As a promo price? For a short story? For a crappy book?
But that’s not what this post is about. I recently ran a 99 cent promo for a couple of days, to get my Amazonian algorithms energized again. I made it to # 93 on the overall Amazon Paid Bestseller List, Top Ten in Thrillers (#6), and four days later am still hanging in there at #695 overall. Made my advertising payout back PLUS several hundred on the bump to my other books.
A good investment.
But that’s still not what this blog is about.
On the statistics page, it shows that eight people RETURNED their 99 cent purchase. 99 cents. It literally cost them more to correct the mistake than to just read the book or live with their self-hatred for purchasing it, stifle their regret, and smack themselves in the skull figuring they could have had a small sip of V8.
But to go through the process of returning 99 cents worth of digital bits and bytes? Even just the effort to click the “oops, didn’t mean to purchase” button and follow the procedure of returning what was already downloaded?
It’s a Kindle book. You’re subscribed to a Kindle deal email list. You read Kindle books. You just downloaded and then returned a book that cost less than a toothbrush (and not even a nice one).
What kind of chucklehead are you?
If 99 pennies fell from heaven I’d shake my fist to the sky and curse Bing Crosby and Steve Martin.
What is the matter with the people populating this country? I’ve just about had all I can take. People eating Vick’s Vapor Rub, their own cats fallen fur, and toenail clippings.
Hey, World, take a look what we make HERE!
In a strange way it almost makes returning a 99 cent digital novel seem normal. Or at least average.

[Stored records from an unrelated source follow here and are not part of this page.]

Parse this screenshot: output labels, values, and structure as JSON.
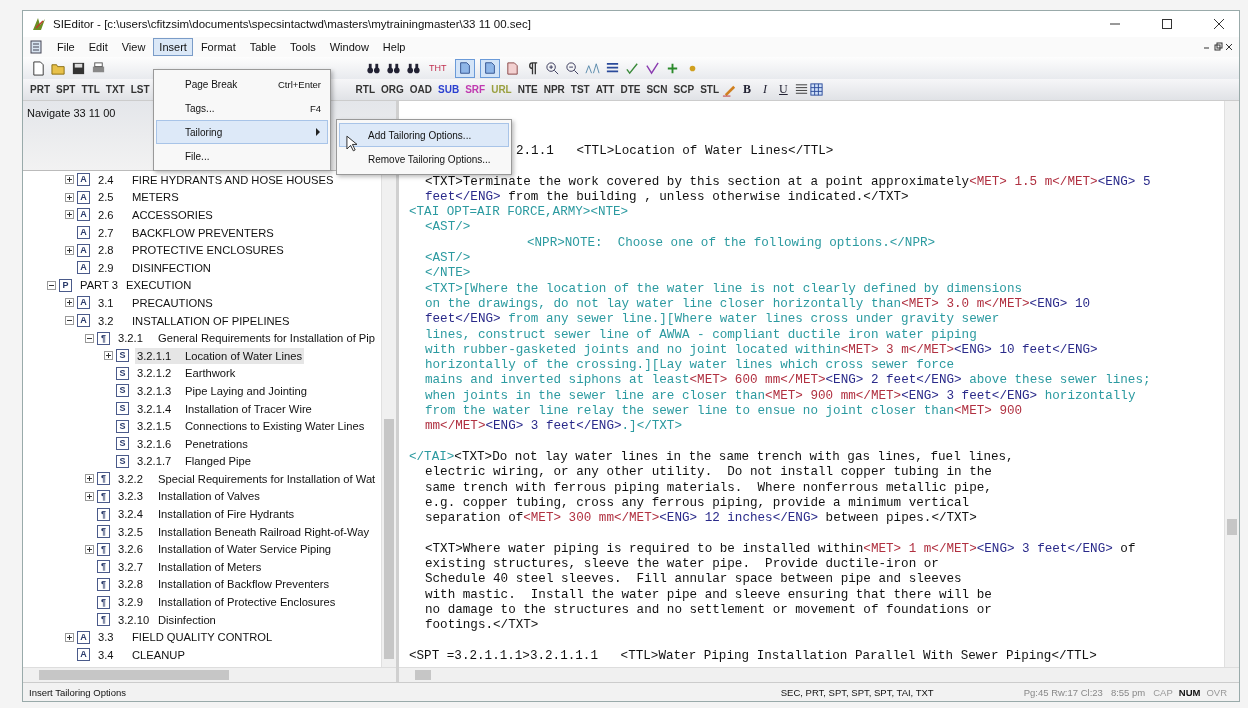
{
  "window": {
    "title": "SIEditor - [c:\\users\\cfitzsim\\documents\\specsintactwd\\masters\\mytrainingmaster\\33 11 00.sec]"
  },
  "menu_bar": [
    {
      "label": "File",
      "selected": false
    },
    {
      "label": "Edit",
      "selected": false
    },
    {
      "label": "View",
      "selected": false
    },
    {
      "label": "Insert",
      "selected": true
    },
    {
      "label": "Format",
      "selected": false
    },
    {
      "label": "Table",
      "selected": false
    },
    {
      "label": "Tools",
      "selected": false
    },
    {
      "label": "Window",
      "selected": false
    },
    {
      "label": "Help",
      "selected": false
    }
  ],
  "insert_menu": [
    {
      "label": "Page Break",
      "shortcut": "Ctrl+Enter",
      "kind": "command",
      "selected": false
    },
    {
      "label": "Tags...",
      "shortcut": "F4",
      "kind": "command",
      "selected": false
    },
    {
      "label": "Tailoring",
      "kind": "submenu",
      "selected": true
    },
    {
      "label": "File...",
      "kind": "command",
      "selected": false
    }
  ],
  "tailoring_submenu": [
    {
      "label": "Add Tailoring Options...",
      "selected": true
    },
    {
      "label": "Remove Tailoring Options...",
      "selected": false
    }
  ],
  "toolbar": {
    "text_button": "THT",
    "toggles": [
      {
        "pressed": true
      },
      {
        "pressed": true
      }
    ]
  },
  "tag_toolbar": {
    "left_tags": [
      {
        "label": "PRT",
        "color": "#333333"
      },
      {
        "label": "SPT",
        "color": "#333333"
      },
      {
        "label": "TTL",
        "color": "#333333"
      },
      {
        "label": "TXT",
        "color": "#333333"
      },
      {
        "label": "LST",
        "color": "#333333"
      }
    ],
    "right_tags": [
      {
        "label": "RTL",
        "color": "#333333"
      },
      {
        "label": "ORG",
        "color": "#333333"
      },
      {
        "label": "OAD",
        "color": "#333333"
      },
      {
        "label": "SUB",
        "color": "#2a3fd0"
      },
      {
        "label": "SRF",
        "color": "#c03ab0"
      },
      {
        "label": "URL",
        "color": "#9aa040"
      },
      {
        "label": "NTE",
        "color": "#333333"
      },
      {
        "label": "NPR",
        "color": "#333333"
      },
      {
        "label": "TST",
        "color": "#333333"
      },
      {
        "label": "ATT",
        "color": "#333333"
      },
      {
        "label": "DTE",
        "color": "#333333"
      },
      {
        "label": "SCN",
        "color": "#333333"
      },
      {
        "label": "SCP",
        "color": "#333333"
      },
      {
        "label": "STL",
        "color": "#333333"
      }
    ],
    "format_buttons": [
      "B",
      "I",
      "U"
    ]
  },
  "sidebar": {
    "header": "Navigate 33 11 00",
    "nodes": [
      {
        "kind": "article",
        "icon": "A",
        "number": "2.4",
        "title": "FIRE HYDRANTS AND HOSE HOUSES",
        "expanded": false,
        "selected": false
      },
      {
        "kind": "article",
        "icon": "A",
        "number": "2.5",
        "title": "METERS",
        "expanded": false,
        "selected": false
      },
      {
        "kind": "article",
        "icon": "A",
        "number": "2.6",
        "title": "ACCESSORIES",
        "expanded": false,
        "selected": false
      },
      {
        "kind": "article",
        "icon": "A",
        "number": "2.7",
        "title": "BACKFLOW PREVENTERS",
        "selected": false
      },
      {
        "kind": "article",
        "icon": "A",
        "number": "2.8",
        "title": "PROTECTIVE ENCLOSURES",
        "expanded": false,
        "selected": false
      },
      {
        "kind": "article",
        "icon": "A",
        "number": "2.9",
        "title": "DISINFECTION",
        "selected": false
      },
      {
        "kind": "part",
        "icon": "P",
        "number": "PART 3",
        "title": "EXECUTION",
        "expanded": true,
        "selected": false,
        "children": [
          {
            "kind": "article",
            "icon": "A",
            "number": "3.1",
            "title": "PRECAUTIONS",
            "expanded": false,
            "selected": false
          },
          {
            "kind": "article",
            "icon": "A",
            "number": "3.2",
            "title": "INSTALLATION OF PIPELINES",
            "expanded": true,
            "selected": false,
            "children": [
              {
                "kind": "paragraph",
                "icon": "¶",
                "number": "3.2.1",
                "title": "General Requirements for Installation of Pip",
                "expanded": true,
                "selected": false,
                "children": [
                  {
                    "kind": "subparagraph",
                    "icon": "S",
                    "number": "3.2.1.1",
                    "title": "Location of Water Lines",
                    "expanded": false,
                    "selected": true
                  },
                  {
                    "kind": "subparagraph",
                    "icon": "S",
                    "number": "3.2.1.2",
                    "title": "Earthwork",
                    "selected": false
                  },
                  {
                    "kind": "subparagraph",
                    "icon": "S",
                    "number": "3.2.1.3",
                    "title": "Pipe Laying and Jointing",
                    "selected": false
                  },
                  {
                    "kind": "subparagraph",
                    "icon": "S",
                    "number": "3.2.1.4",
                    "title": "Installation of Tracer Wire",
                    "selected": false
                  },
                  {
                    "kind": "subparagraph",
                    "icon": "S",
                    "number": "3.2.1.5",
                    "title": "Connections to Existing Water Lines",
                    "selected": false
                  },
                  {
                    "kind": "subparagraph",
                    "icon": "S",
                    "number": "3.2.1.6",
                    "title": "Penetrations",
                    "selected": false
                  },
                  {
                    "kind": "subparagraph",
                    "icon": "S",
                    "number": "3.2.1.7",
                    "title": "Flanged Pipe",
                    "selected": false
                  }
                ]
              },
              {
                "kind": "paragraph",
                "icon": "¶",
                "number": "3.2.2",
                "title": "Special Requirements for Installation of Wat",
                "expanded": false,
                "selected": false
              },
              {
                "kind": "paragraph",
                "icon": "¶",
                "number": "3.2.3",
                "title": "Installation of Valves",
                "expanded": false,
                "selected": false
              },
              {
                "kind": "paragraph",
                "icon": "¶",
                "number": "3.2.4",
                "title": "Installation of Fire Hydrants",
                "selected": false
              },
              {
                "kind": "paragraph",
                "icon": "¶",
                "number": "3.2.5",
                "title": "Installation Beneath Railroad Right-of-Way",
                "selected": false
              },
              {
                "kind": "paragraph",
                "icon": "¶",
                "number": "3.2.6",
                "title": "Installation of Water Service Piping",
                "expanded": false,
                "selected": false
              },
              {
                "kind": "paragraph",
                "icon": "¶",
                "number": "3.2.7",
                "title": "Installation of Meters",
                "selected": false
              },
              {
                "kind": "paragraph",
                "icon": "¶",
                "number": "3.2.8",
                "title": "Installation of Backflow Preventers",
                "selected": false
              },
              {
                "kind": "paragraph",
                "icon": "¶",
                "number": "3.2.9",
                "title": "Installation of Protective Enclosures",
                "selected": false
              },
              {
                "kind": "paragraph",
                "icon": "¶",
                "number": "3.2.10",
                "title": "Disinfection",
                "selected": false
              }
            ]
          },
          {
            "kind": "article",
            "icon": "A",
            "number": "3.3",
            "title": "FIELD QUALITY CONTROL",
            "expanded": false,
            "selected": false
          },
          {
            "kind": "article",
            "icon": "A",
            "number": "3.4",
            "title": "CLEANUP",
            "selected": false
          }
        ]
      }
    ]
  },
  "editor": {
    "lines": [
      {
        "kind": "covered",
        "segments": [
          {
            "kind": "plain",
            "text": "2.1.1   <TTL>Location of Water Lines</TTL>"
          }
        ]
      },
      {
        "kind": "blank"
      },
      {
        "kind": "body",
        "segments": [
          {
            "kind": "plain",
            "text": "<TXT>Terminate the work covered by this section at a point approximately"
          },
          {
            "kind": "met",
            "text": "<MET> 1.5 m</MET>"
          },
          {
            "kind": "eng",
            "text": "<ENG> 5"
          }
        ]
      },
      {
        "kind": "body",
        "segments": [
          {
            "kind": "eng",
            "text": "feet</ENG>"
          },
          {
            "kind": "plain",
            "text": " from the building , unless otherwise indicated.</TXT>"
          }
        ]
      },
      {
        "kind": "flush",
        "segments": [
          {
            "kind": "tai",
            "text": "<TAI OPT=AIR FORCE,ARMY><NTE>"
          }
        ]
      },
      {
        "kind": "body",
        "segments": [
          {
            "kind": "tai",
            "text": "<AST/>"
          }
        ]
      },
      {
        "kind": "note",
        "segments": [
          {
            "kind": "tai",
            "text": "<NPR>NOTE:  Choose one of the following options.</NPR>"
          }
        ]
      },
      {
        "kind": "body",
        "segments": [
          {
            "kind": "tai",
            "text": "<AST/>"
          }
        ]
      },
      {
        "kind": "body",
        "segments": [
          {
            "kind": "tai",
            "text": "</NTE>"
          }
        ]
      },
      {
        "kind": "body",
        "segments": [
          {
            "kind": "tai",
            "text": "<TXT>[Where the location of the water line is not clearly defined by dimensions"
          }
        ]
      },
      {
        "kind": "body",
        "segments": [
          {
            "kind": "tai",
            "text": "on the drawings, do not lay water line closer horizontally than"
          },
          {
            "kind": "met",
            "text": "<MET> 3.0 m</MET>"
          },
          {
            "kind": "eng",
            "text": "<ENG> 10"
          }
        ]
      },
      {
        "kind": "body",
        "segments": [
          {
            "kind": "eng",
            "text": "feet</ENG>"
          },
          {
            "kind": "tai",
            "text": " from any sewer line.][Where water lines cross under gravity sewer"
          }
        ]
      },
      {
        "kind": "body",
        "segments": [
          {
            "kind": "tai",
            "text": "lines, construct sewer line of AWWA - compliant ductile iron water piping"
          }
        ]
      },
      {
        "kind": "body",
        "segments": [
          {
            "kind": "tai",
            "text": "with rubber-gasketed joints and no joint located within"
          },
          {
            "kind": "met",
            "text": "<MET> 3 m</MET>"
          },
          {
            "kind": "eng",
            "text": "<ENG> 10 feet</ENG>"
          }
        ]
      },
      {
        "kind": "body",
        "segments": [
          {
            "kind": "tai",
            "text": "horizontally of the crossing.][Lay water lines which cross sewer force"
          }
        ]
      },
      {
        "kind": "body",
        "segments": [
          {
            "kind": "tai",
            "text": "mains and inverted siphons at least"
          },
          {
            "kind": "met",
            "text": "<MET> 600 mm</MET>"
          },
          {
            "kind": "eng",
            "text": "<ENG> 2 feet</ENG>"
          },
          {
            "kind": "tai",
            "text": " above these sewer lines;"
          }
        ]
      },
      {
        "kind": "body",
        "segments": [
          {
            "kind": "tai",
            "text": "when joints in the sewer line are closer than"
          },
          {
            "kind": "met",
            "text": "<MET> 900 mm</MET>"
          },
          {
            "kind": "eng",
            "text": "<ENG> 3 feet</ENG>"
          },
          {
            "kind": "tai",
            "text": " horizontally"
          }
        ]
      },
      {
        "kind": "body",
        "segments": [
          {
            "kind": "tai",
            "text": "from the water line relay the sewer line to ensue no joint closer than"
          },
          {
            "kind": "met",
            "text": "<MET> 900"
          }
        ]
      },
      {
        "kind": "body",
        "segments": [
          {
            "kind": "met",
            "text": "mm</MET>"
          },
          {
            "kind": "eng",
            "text": "<ENG> 3 feet</ENG>"
          },
          {
            "kind": "tai",
            "text": ".]</TXT>"
          }
        ]
      },
      {
        "kind": "blank"
      },
      {
        "kind": "flush",
        "segments": [
          {
            "kind": "tai",
            "text": "</TAI>"
          },
          {
            "kind": "plain",
            "text": "<TXT>Do not lay water lines in the same trench with gas lines, fuel lines,"
          }
        ]
      },
      {
        "kind": "body",
        "segments": [
          {
            "kind": "plain",
            "text": "electric wiring, or any other utility.  Do not install copper tubing in the"
          }
        ]
      },
      {
        "kind": "body",
        "segments": [
          {
            "kind": "plain",
            "text": "same trench with ferrous piping materials.  Where nonferrous metallic pipe,"
          }
        ]
      },
      {
        "kind": "body",
        "segments": [
          {
            "kind": "plain",
            "text": "e.g. copper tubing, cross any ferrous piping, provide a minimum vertical"
          }
        ]
      },
      {
        "kind": "body",
        "segments": [
          {
            "kind": "plain",
            "text": "separation of"
          },
          {
            "kind": "met",
            "text": "<MET> 300 mm</MET>"
          },
          {
            "kind": "eng",
            "text": "<ENG> 12 inches</ENG>"
          },
          {
            "kind": "plain",
            "text": " between pipes.</TXT>"
          }
        ]
      },
      {
        "kind": "blank"
      },
      {
        "kind": "body",
        "segments": [
          {
            "kind": "plain",
            "text": "<TXT>Where water piping is required to be installed within"
          },
          {
            "kind": "met",
            "text": "<MET> 1 m</MET>"
          },
          {
            "kind": "eng",
            "text": "<ENG> 3 feet</ENG>"
          },
          {
            "kind": "plain",
            "text": " of"
          }
        ]
      },
      {
        "kind": "body",
        "segments": [
          {
            "kind": "plain",
            "text": "existing structures, sleeve the water pipe.  Provide ductile-iron or"
          }
        ]
      },
      {
        "kind": "body",
        "segments": [
          {
            "kind": "plain",
            "text": "Schedule 40 steel sleeves.  Fill annular space between pipe and sleeves"
          }
        ]
      },
      {
        "kind": "body",
        "segments": [
          {
            "kind": "plain",
            "text": "with mastic.  Install the water pipe and sleeve ensuring that there will be"
          }
        ]
      },
      {
        "kind": "body",
        "segments": [
          {
            "kind": "plain",
            "text": "no damage to the structures and no settlement or movement of foundations or"
          }
        ]
      },
      {
        "kind": "body",
        "segments": [
          {
            "kind": "plain",
            "text": "footings.</TXT>"
          }
        ]
      },
      {
        "kind": "blank"
      },
      {
        "kind": "flush",
        "segments": [
          {
            "kind": "plain",
            "text": "<SPT =3.2.1.1.1>3.2.1.1.1   <TTL>Water Piping Installation Parallel With Sewer Piping</TTL>"
          }
        ]
      }
    ]
  },
  "status_bar": {
    "message": "Insert Tailoring Options",
    "tags": "SEC, PRT, SPT, SPT, SPT, TAI, TXT",
    "position": "Pg:45 Rw:17 Cl:23",
    "time": "8:55 pm",
    "indicators": [
      {
        "label": "CAP",
        "on": false
      },
      {
        "label": "NUM",
        "on": true
      },
      {
        "label": "OVR",
        "on": false
      }
    ]
  }
}
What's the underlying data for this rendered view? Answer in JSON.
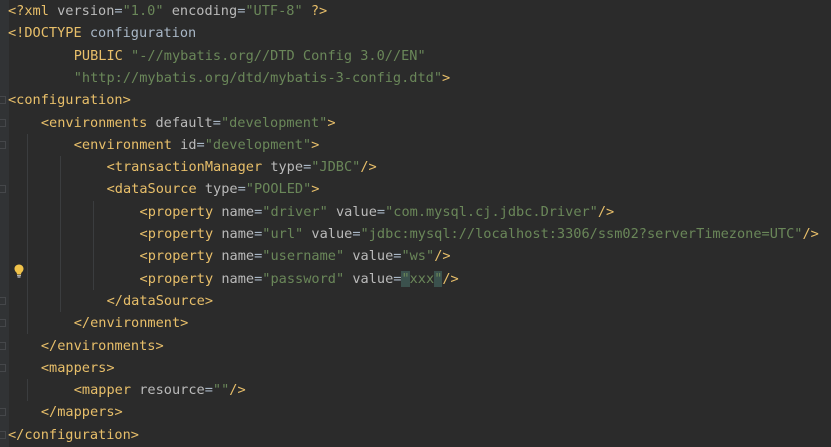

It’s a short blog, what can I say? I’m embarrassed for us as a nation.
I’m actually starting to feel proud of the dipsticks who returned the 99 cent books. At least they knew how to follow directions.
I had a dream the other night that Jesus himself came down and wanted to check out what had become of the world. It was really hard to see, but through the fog and lightning and darkness I could have sworn I heard Honey Boo Boo laughing. Then the storm receded and the sun broke through the bulbous, purple clouds, and I saw it was Jesus in hysterics.
He didn’t stick around long and I do recall now that after the laughter also receded the expression on his face couldn’t put a veneer over his disappointment. Maybe it was supposed to be the Second Coming but he just decided it wasn’t worth the trouble. He just faded away and all that was left was the nauseating feeling that the joke was on us.
He never did say a word, so I don’t know if he was laughing with us or at us.
To be honest, I was afraid to ask.
The blank page is dead…long live the blank page.
Author known to use spontaneous satire, sarcasm, and unannounced injections of pith or witticisms which may not be suitable for humorless or otherwise jest-challenged individuals. (Witticisms not guaranteed to be witty, funny, comical, hilarious, clever, scintillating, whimsical, wise, endearing, keen, savvy, sagacious, penetrating, fanciful, or otherwise enjoyable. The Surgeon General has determined through laboratory testing that sarcasm can be dangerous, even in small amounts, and should not be ingested by those who are serious, somber, pensive, weighty, funereal, unsmiling, poker-faced, sober, or pregnant.)